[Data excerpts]
*** Block opens ***
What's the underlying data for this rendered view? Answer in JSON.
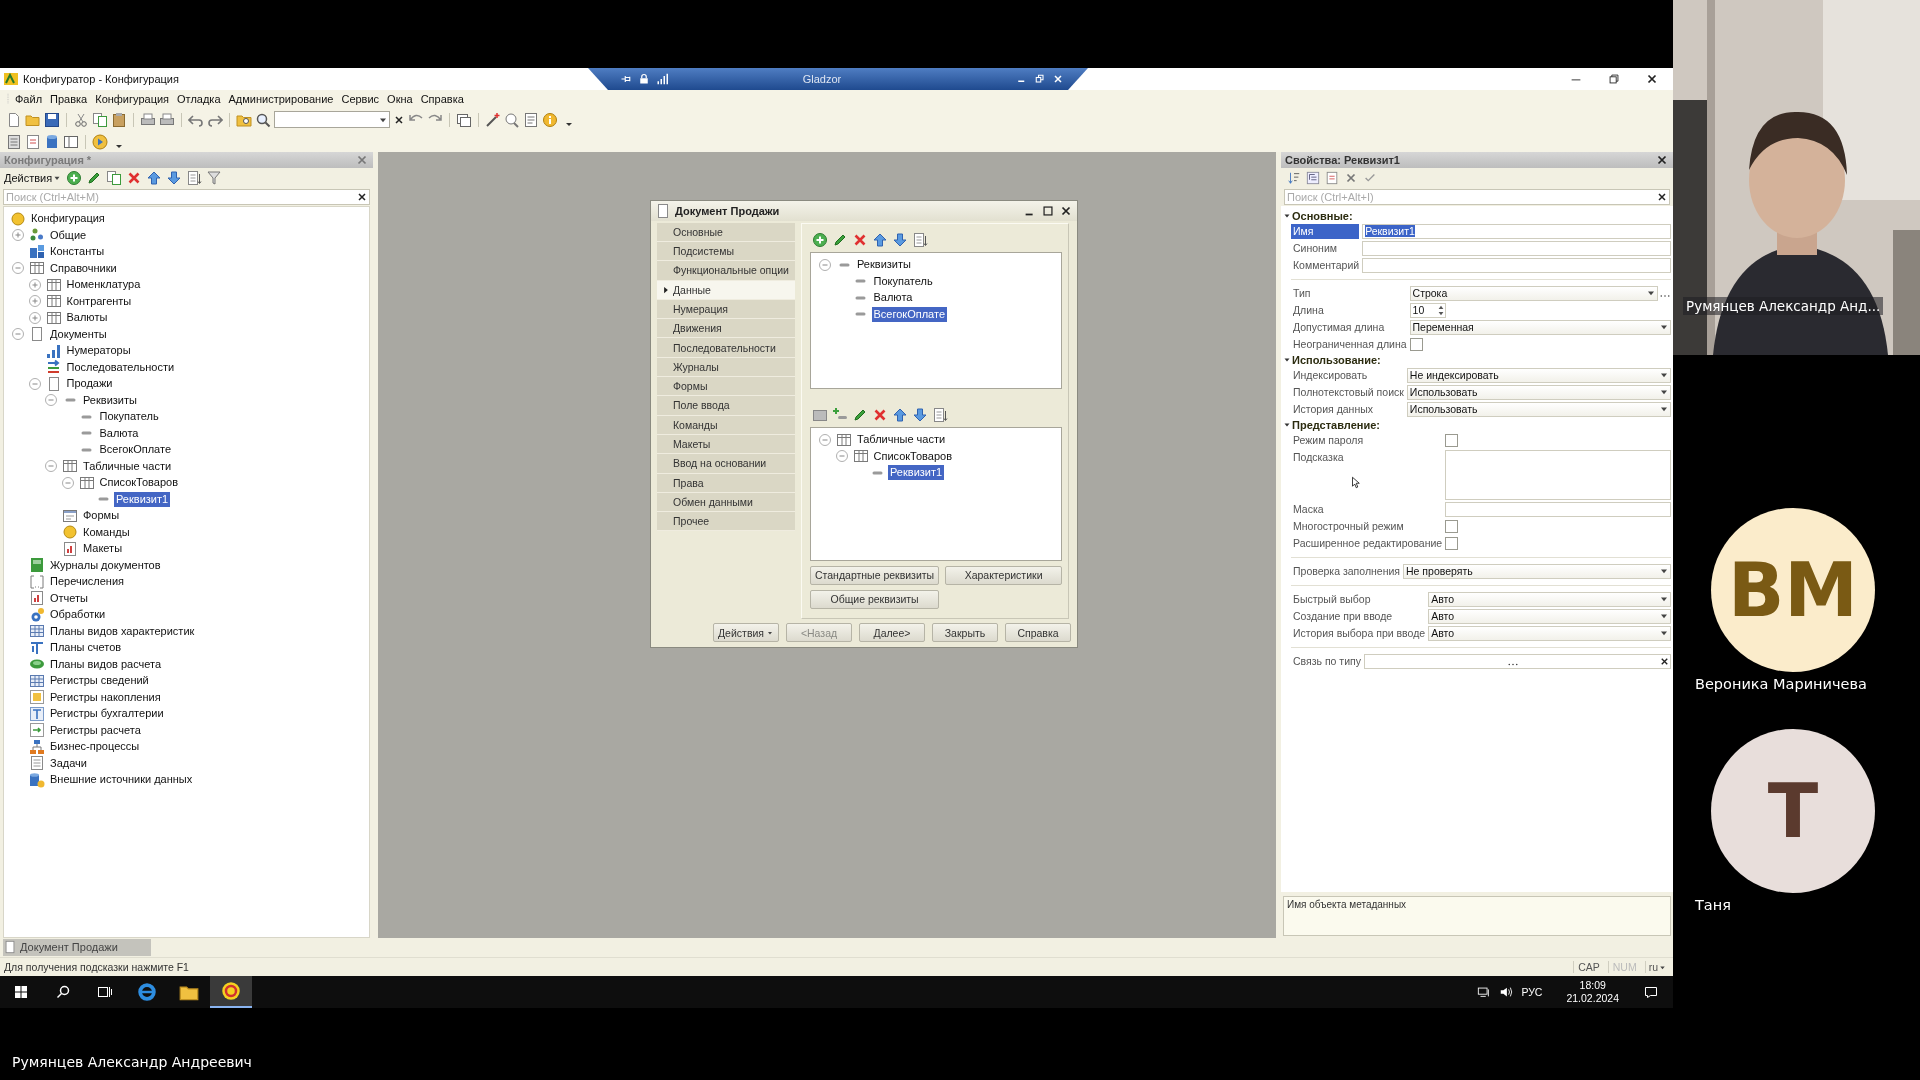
{
  "title_bar": {
    "title": "Конфигуратор - Конфигурация"
  },
  "remote_bar": {
    "title": "Gladzor"
  },
  "menu": [
    "Файл",
    "Правка",
    "Конфигурация",
    "Отладка",
    "Администрирование",
    "Сервис",
    "Окна",
    "Справка"
  ],
  "config_panel": {
    "title": "Конфигурация *",
    "actions": "Действия",
    "search": {
      "placeholder": "Поиск (Ctrl+Alt+M)"
    },
    "tree": [
      {
        "label": "Конфигурация",
        "kind": "disc",
        "selected": false,
        "children": [
          {
            "label": "Общие",
            "kind": "dots",
            "selected": false,
            "expanded": false
          },
          {
            "label": "Константы",
            "kind": "blocks",
            "selected": false
          },
          {
            "label": "Справочники",
            "kind": "table",
            "selected": false,
            "expanded": true,
            "children": [
              {
                "label": "Номенклатура",
                "kind": "table",
                "selected": false,
                "expanded": false
              },
              {
                "label": "Контрагенты",
                "kind": "table",
                "selected": false,
                "expanded": false
              },
              {
                "label": "Валюты",
                "kind": "table",
                "selected": false,
                "expanded": false
              }
            ]
          },
          {
            "label": "Документы",
            "kind": "page",
            "selected": false,
            "expanded": true,
            "children": [
              {
                "label": "Нумераторы",
                "kind": "steps",
                "selected": false
              },
              {
                "label": "Последовательности",
                "kind": "arrows",
                "selected": false
              },
              {
                "label": "Продажи",
                "kind": "page",
                "selected": false,
                "expanded": true,
                "children": [
                  {
                    "label": "Реквизиты",
                    "kind": "dash",
                    "selected": false,
                    "expanded": true,
                    "children": [
                      {
                        "label": "Покупатель",
                        "kind": "dash",
                        "selected": false
                      },
                      {
                        "label": "Валюта",
                        "kind": "dash",
                        "selected": false
                      },
                      {
                        "label": "ВсегокОплате",
                        "kind": "dash",
                        "selected": false
                      }
                    ]
                  },
                  {
                    "label": "Табличные части",
                    "kind": "table",
                    "selected": false,
                    "expanded": true,
                    "children": [
                      {
                        "label": "СписокТоваров",
                        "kind": "table",
                        "selected": false,
                        "expanded": true,
                        "children": [
                          {
                            "label": "Реквизит1",
                            "kind": "dash",
                            "selected": true
                          }
                        ]
                      }
                    ]
                  },
                  {
                    "label": "Формы",
                    "kind": "form",
                    "selected": false
                  },
                  {
                    "label": "Команды",
                    "kind": "disc",
                    "selected": false
                  },
                  {
                    "label": "Макеты",
                    "kind": "chart",
                    "selected": false
                  }
                ]
              }
            ]
          },
          {
            "label": "Журналы документов",
            "kind": "book",
            "selected": false
          },
          {
            "label": "Перечисления",
            "kind": "bracket",
            "selected": false
          },
          {
            "label": "Отчеты",
            "kind": "chart",
            "selected": false
          },
          {
            "label": "Обработки",
            "kind": "gear",
            "selected": false
          },
          {
            "label": "Планы видов характеристик",
            "kind": "grid",
            "selected": false
          },
          {
            "label": "Планы счетов",
            "kind": "tee",
            "selected": false
          },
          {
            "label": "Планы видов расчета",
            "kind": "puck",
            "selected": false
          },
          {
            "label": "Регистры сведений",
            "kind": "grid",
            "selected": false
          },
          {
            "label": "Регистры накопления",
            "kind": "square",
            "selected": false
          },
          {
            "label": "Регистры бухгалтерии",
            "kind": "boxtee",
            "selected": false
          },
          {
            "label": "Регистры расчета",
            "kind": "boxarrow",
            "selected": false
          },
          {
            "label": "Бизнес-процессы",
            "kind": "flow",
            "selected": false
          },
          {
            "label": "Задачи",
            "kind": "list",
            "selected": false
          },
          {
            "label": "Внешние источники данных",
            "kind": "database",
            "selected": false
          }
        ]
      }
    ]
  },
  "dialog": {
    "title": "Документ Продажи",
    "sections": [
      {
        "label": "Основные",
        "selected": false
      },
      {
        "label": "Подсистемы",
        "selected": false
      },
      {
        "label": "Функциональные опции",
        "selected": false
      },
      {
        "label": "Данные",
        "selected": true
      },
      {
        "label": "Нумерация",
        "selected": false
      },
      {
        "label": "Движения",
        "selected": false
      },
      {
        "label": "Последовательности",
        "selected": false
      },
      {
        "label": "Журналы",
        "selected": false
      },
      {
        "label": "Формы",
        "selected": false
      },
      {
        "label": "Поле ввода",
        "selected": false
      },
      {
        "label": "Команды",
        "selected": false
      },
      {
        "label": "Макеты",
        "selected": false
      },
      {
        "label": "Ввод на основании",
        "selected": false
      },
      {
        "label": "Права",
        "selected": false
      },
      {
        "label": "Обмен данными",
        "selected": false
      },
      {
        "label": "Прочее",
        "selected": false
      }
    ],
    "attributes_tree": [
      {
        "label": "Реквизиты",
        "kind": "dash",
        "selected": false,
        "expanded": true,
        "children": [
          {
            "label": "Покупатель",
            "kind": "dash",
            "selected": false
          },
          {
            "label": "Валюта",
            "kind": "dash",
            "selected": false
          },
          {
            "label": "ВсегокОплате",
            "kind": "dash",
            "selected": true
          }
        ]
      }
    ],
    "tabular_tree": [
      {
        "label": "Табличные части",
        "kind": "table",
        "selected": false,
        "expanded": true,
        "children": [
          {
            "label": "СписокТоваров",
            "kind": "table",
            "selected": false,
            "expanded": true,
            "children": [
              {
                "label": "Реквизит1",
                "kind": "dash",
                "selected": true
              }
            ]
          }
        ]
      }
    ],
    "buttons": [
      "Стандартные реквизиты",
      "Характеристики",
      "Общие реквизиты"
    ],
    "footer_buttons": [
      {
        "label": "Действия",
        "kind": "menu",
        "disabled": false
      },
      {
        "label": "<Назад",
        "kind": "button",
        "disabled": true
      },
      {
        "label": "Далее>",
        "kind": "button",
        "disabled": false
      },
      {
        "label": "Закрыть",
        "kind": "button",
        "disabled": false
      },
      {
        "label": "Справка",
        "kind": "button",
        "disabled": false
      }
    ]
  },
  "properties": {
    "title": "Свойства: Реквизит1",
    "search": {
      "placeholder": "Поиск (Ctrl+Alt+I)"
    },
    "groups": [
      {
        "title": "Основные:",
        "expanded": true,
        "blocks": [
          [
            {
              "label": "Имя",
              "kind": "text",
              "value": "Реквизит1",
              "selected": true
            },
            {
              "label": "Синоним",
              "kind": "text",
              "selected": false
            },
            {
              "label": "Комментарий",
              "kind": "text",
              "selected": false
            }
          ],
          [
            {
              "label": "Тип",
              "kind": "type",
              "value": "Строка",
              "selected": false
            },
            {
              "label": "Длина",
              "kind": "number",
              "value": "10",
              "selected": false
            },
            {
              "label": "Допустимая длина",
              "kind": "select",
              "value": "Переменная",
              "selected": false
            },
            {
              "label": "Неограниченная длина",
              "kind": "checkbox",
              "checked": false,
              "selected": false
            }
          ]
        ]
      },
      {
        "title": "Использование:",
        "expanded": true,
        "blocks": [
          [
            {
              "label": "Индексировать",
              "kind": "select",
              "value": "Не индексировать",
              "selected": false
            },
            {
              "label": "Полнотекстовый поиск",
              "kind": "select",
              "value": "Использовать",
              "selected": false
            },
            {
              "label": "История данных",
              "kind": "select",
              "value": "Использовать",
              "selected": false
            }
          ]
        ]
      },
      {
        "title": "Представление:",
        "expanded": true,
        "blocks": [
          [
            {
              "label": "Режим пароля",
              "kind": "checkbox",
              "checked": false,
              "selected": false
            },
            {
              "label": "Подсказка",
              "kind": "textarea",
              "selected": false
            },
            {
              "label": "Маска",
              "kind": "text",
              "selected": false
            },
            {
              "label": "Многострочный режим",
              "kind": "checkbox",
              "checked": false,
              "selected": false
            },
            {
              "label": "Расширенное редактирование",
              "kind": "checkbox",
              "checked": false,
              "selected": false
            }
          ],
          [
            {
              "label": "Проверка заполнения",
              "kind": "select",
              "value": "Не проверять",
              "selected": false
            }
          ],
          [
            {
              "label": "Быстрый выбор",
              "kind": "select",
              "value": "Авто",
              "selected": false
            },
            {
              "label": "Создание при вводе",
              "kind": "select",
              "value": "Авто",
              "selected": false
            },
            {
              "label": "История выбора при вводе",
              "kind": "select",
              "value": "Авто",
              "selected": false
            }
          ],
          [
            {
              "label": "Связь по типу",
              "kind": "choice",
              "selected": false
            }
          ]
        ]
      }
    ],
    "description": "Имя объекта метаданных"
  },
  "window_tabs": [
    {
      "label": "Документ Продажи"
    }
  ],
  "status_bar": {
    "hint": "Для получения подсказки нажмите F1",
    "indicators": [
      {
        "label": "CAP",
        "on": true
      },
      {
        "label": "NUM",
        "on": false
      }
    ],
    "language": "ru"
  },
  "taskbar": {
    "apps": [
      {
        "kind": "browser",
        "active": false
      },
      {
        "kind": "folder",
        "active": false
      },
      {
        "kind": "onec",
        "active": true
      }
    ],
    "language": "РУС",
    "time": "18:09",
    "date": "21.02.2024"
  },
  "participants": [
    {
      "kind": "video",
      "name": "Румянцев Александр Анд..."
    },
    {
      "kind": "avatar",
      "name": "Вероника Мариничева",
      "initials": "ВМ",
      "color": "#fbeccb"
    },
    {
      "kind": "avatar",
      "name": "Таня",
      "initials": "Т",
      "color": "#e8dedb"
    }
  ],
  "presenter_caption": "Румянцев Александр Андреевич"
}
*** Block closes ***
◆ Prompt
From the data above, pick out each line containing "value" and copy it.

◆ Response to the exercise
              "value": "Реквизит1",
              "value": "Строка",
              "value": "10",
              "value": "Переменная",
              "value": "Не индексировать",
              "value": "Использовать",
              "value": "Использовать",
              "value": "Не проверять",
              "value": "Авто",
              "value": "Авто",
              "value": "Авто",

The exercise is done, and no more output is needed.